Many in the Greenville community may know Dawn Dowden as the faithful Chief Operating Officer of Homes of Hope. Fewer know of the moving journey that helped lead her to the successful position that she’s in today. Twelve years ago, Dawn and her family experienced a costly health crisis that led to homelessness for her and her three kids. She connected with Greenville Area Interfaith Hospitality Network (GAIHN) – now IHN at United Ministries – which helps families stay together while experiencing temporary shelter in a network of congregations. On her birthday, Dawn entered her first church with her kids and “doors that had been closed flew open.”
Being homeless was not easy, but Dawn saw many ways to look on the bright side of the crisis. As a faith-driven woman, she believed that it was a journey that was provided to her for a greater purpose. “There were a lot of bright spots walking through homelessness,” she explains. “There’s a beauty of churches coming together and helping folks they don’t know.” Dawn grew up in a middle-class household and didn’t personally know poverty before. Now she was fully immersed in it, having to learn to navigate the system, but was inspired by the overwhelming sense of support she received from the GAIHN community. Going forward, she was able empathize on a greater level with those experiencing crisis.
The next step for Dawn was entering transitional housing, which was “a lifesaver” for her.
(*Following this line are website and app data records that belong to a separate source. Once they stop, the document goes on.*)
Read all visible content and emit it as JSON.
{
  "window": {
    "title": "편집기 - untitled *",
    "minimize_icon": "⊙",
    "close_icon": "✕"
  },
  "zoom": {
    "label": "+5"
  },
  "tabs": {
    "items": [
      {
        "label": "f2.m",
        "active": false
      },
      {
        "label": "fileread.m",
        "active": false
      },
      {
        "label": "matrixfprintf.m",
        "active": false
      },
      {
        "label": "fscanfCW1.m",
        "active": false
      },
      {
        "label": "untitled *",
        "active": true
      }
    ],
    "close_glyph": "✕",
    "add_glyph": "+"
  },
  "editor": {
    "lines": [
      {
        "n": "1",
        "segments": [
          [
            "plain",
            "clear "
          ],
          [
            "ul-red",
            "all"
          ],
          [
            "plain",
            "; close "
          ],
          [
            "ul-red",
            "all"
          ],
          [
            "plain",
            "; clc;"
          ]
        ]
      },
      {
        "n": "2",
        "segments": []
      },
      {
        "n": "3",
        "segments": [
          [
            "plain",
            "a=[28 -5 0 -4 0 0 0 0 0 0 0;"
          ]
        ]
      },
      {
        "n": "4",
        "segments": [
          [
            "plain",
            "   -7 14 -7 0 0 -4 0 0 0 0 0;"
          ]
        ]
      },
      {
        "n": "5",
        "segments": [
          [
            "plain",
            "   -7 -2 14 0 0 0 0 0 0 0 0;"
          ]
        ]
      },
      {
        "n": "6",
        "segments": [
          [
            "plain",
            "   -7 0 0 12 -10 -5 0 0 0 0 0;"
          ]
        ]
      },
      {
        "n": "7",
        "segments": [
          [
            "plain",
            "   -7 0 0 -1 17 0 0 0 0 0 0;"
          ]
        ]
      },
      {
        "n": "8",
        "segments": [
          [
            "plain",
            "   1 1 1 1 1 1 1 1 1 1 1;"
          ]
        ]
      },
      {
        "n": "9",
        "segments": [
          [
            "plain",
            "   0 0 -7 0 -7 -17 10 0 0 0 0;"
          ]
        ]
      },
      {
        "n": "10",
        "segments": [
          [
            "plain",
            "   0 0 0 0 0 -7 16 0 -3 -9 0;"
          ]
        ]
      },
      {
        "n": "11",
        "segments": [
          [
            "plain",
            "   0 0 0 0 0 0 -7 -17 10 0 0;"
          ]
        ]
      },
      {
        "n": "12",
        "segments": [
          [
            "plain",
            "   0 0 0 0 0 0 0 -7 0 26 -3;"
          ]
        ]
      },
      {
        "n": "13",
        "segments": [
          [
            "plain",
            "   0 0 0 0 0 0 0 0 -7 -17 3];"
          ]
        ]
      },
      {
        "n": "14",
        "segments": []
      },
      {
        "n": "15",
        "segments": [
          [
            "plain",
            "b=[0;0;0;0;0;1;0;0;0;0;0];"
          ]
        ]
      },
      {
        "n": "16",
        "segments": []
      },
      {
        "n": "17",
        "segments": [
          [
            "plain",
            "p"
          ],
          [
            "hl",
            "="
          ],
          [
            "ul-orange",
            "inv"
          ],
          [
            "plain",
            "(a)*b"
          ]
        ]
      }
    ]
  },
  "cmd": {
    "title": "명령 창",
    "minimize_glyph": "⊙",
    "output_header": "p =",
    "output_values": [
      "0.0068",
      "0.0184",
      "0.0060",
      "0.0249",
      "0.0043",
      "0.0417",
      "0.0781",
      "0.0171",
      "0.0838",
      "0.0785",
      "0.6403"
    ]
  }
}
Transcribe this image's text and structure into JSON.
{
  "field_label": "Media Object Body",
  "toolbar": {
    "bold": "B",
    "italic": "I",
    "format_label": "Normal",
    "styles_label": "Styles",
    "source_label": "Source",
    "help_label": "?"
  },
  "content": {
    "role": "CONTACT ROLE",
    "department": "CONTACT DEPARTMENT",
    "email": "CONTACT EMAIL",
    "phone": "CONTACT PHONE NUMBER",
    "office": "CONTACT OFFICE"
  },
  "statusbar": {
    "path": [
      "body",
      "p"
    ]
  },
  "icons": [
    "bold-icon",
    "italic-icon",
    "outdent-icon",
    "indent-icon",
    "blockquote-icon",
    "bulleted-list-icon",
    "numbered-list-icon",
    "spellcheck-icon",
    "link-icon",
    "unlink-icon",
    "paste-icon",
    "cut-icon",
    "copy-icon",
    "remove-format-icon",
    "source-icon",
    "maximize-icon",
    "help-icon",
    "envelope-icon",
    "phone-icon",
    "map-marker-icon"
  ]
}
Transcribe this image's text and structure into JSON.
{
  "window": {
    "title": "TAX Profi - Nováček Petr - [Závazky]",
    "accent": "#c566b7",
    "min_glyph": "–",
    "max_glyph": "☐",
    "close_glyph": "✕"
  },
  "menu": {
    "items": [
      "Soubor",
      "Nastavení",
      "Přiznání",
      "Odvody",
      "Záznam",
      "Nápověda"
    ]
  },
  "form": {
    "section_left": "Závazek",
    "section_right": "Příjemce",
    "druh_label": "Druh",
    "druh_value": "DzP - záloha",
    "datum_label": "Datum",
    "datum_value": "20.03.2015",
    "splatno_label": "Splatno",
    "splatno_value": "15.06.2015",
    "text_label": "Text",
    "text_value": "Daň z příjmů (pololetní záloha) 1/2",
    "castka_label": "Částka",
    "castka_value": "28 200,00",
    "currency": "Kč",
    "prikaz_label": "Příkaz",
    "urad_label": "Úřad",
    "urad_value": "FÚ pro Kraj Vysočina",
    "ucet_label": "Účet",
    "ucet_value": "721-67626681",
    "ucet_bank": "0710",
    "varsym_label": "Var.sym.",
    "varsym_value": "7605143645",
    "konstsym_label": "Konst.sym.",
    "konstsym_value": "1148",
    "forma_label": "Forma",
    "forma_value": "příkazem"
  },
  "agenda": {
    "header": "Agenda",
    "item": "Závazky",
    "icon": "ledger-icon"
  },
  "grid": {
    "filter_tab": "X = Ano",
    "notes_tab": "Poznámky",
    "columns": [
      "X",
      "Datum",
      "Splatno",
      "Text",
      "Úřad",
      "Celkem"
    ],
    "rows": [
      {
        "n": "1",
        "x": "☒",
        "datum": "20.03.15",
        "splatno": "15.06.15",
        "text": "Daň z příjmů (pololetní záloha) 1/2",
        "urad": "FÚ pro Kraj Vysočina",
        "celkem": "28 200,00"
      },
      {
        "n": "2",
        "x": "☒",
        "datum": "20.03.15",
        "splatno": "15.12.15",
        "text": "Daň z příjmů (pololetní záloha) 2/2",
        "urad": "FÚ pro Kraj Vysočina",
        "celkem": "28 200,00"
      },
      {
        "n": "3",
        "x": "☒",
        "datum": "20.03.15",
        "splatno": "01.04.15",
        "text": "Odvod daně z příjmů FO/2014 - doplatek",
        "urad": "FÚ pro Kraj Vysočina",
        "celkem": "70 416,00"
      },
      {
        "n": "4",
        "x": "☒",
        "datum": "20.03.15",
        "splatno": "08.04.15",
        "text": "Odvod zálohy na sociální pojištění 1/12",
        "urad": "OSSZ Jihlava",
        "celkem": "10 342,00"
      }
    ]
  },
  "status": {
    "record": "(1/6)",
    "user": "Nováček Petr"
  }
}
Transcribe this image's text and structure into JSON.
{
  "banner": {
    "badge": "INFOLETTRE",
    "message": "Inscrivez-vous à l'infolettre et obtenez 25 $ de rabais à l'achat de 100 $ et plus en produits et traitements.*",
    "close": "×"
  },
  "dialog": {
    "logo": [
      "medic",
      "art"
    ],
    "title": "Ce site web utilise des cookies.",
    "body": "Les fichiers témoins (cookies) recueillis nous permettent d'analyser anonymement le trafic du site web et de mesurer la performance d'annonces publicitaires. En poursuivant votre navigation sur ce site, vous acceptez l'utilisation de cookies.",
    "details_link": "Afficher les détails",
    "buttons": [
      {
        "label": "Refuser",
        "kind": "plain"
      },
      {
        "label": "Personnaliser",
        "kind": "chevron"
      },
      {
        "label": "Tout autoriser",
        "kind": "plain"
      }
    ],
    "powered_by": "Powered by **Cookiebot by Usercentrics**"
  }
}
It allowed for the stability she needed to work on other parts of her stability – specifically, getting a job. Dawn credits Tony McDade with connecting her with Homes of Hope, a local nonprofit that is a “people-focused developer of affordable housing.” Dawn started off as the administration assistant, a role she describes as “divine” that allowed her to engage with folks. After a year and a half, her role at Homes of Hope progressed into different positions, including grant writing which allowed her to see the “ins and outs of nonprofits.” Along the way, Dawn’s past allowed her to have a “deeper level of relating to folks who walked through the door” at her job.
Now in the role of Chief Operating Officer, it’s Dawn’s job to oversee the operations and staff of the 21-year-old organization. Homes of Hope has a partnership with United Ministries that Dawn describes as “having deep roots.” Both Homes of Hope and our organization have multiple programs, so there is room for ample overlap to help participants as thoroughly as possible. First, Homes of Hope has a Workforce Development program that houses men overcoming addiction while teaching them marketable construction and soft skills. These men are connected to UM’s services where they can plan out their budgets, and often participate in our matched savings program in order to overcome barriers. Second, Homes of Hope owns and manages numerous houses that are used in IHN. This partnership requires hours of collaboration between our organizations and is especially important to Dawn, who has experienced first-hand the necessity of transitional housing. Lastly Homes of Hope regularly refers their affordable housing clients to the programming offered by United Ministries. The rental assistance program and staff have been especially helpful through the pandemic. Our partnership is strong, and we continue to work together to provide opportunities for economic mobility for many in our community. We are lucky to be able to work with Dawn and to know her incredible journey!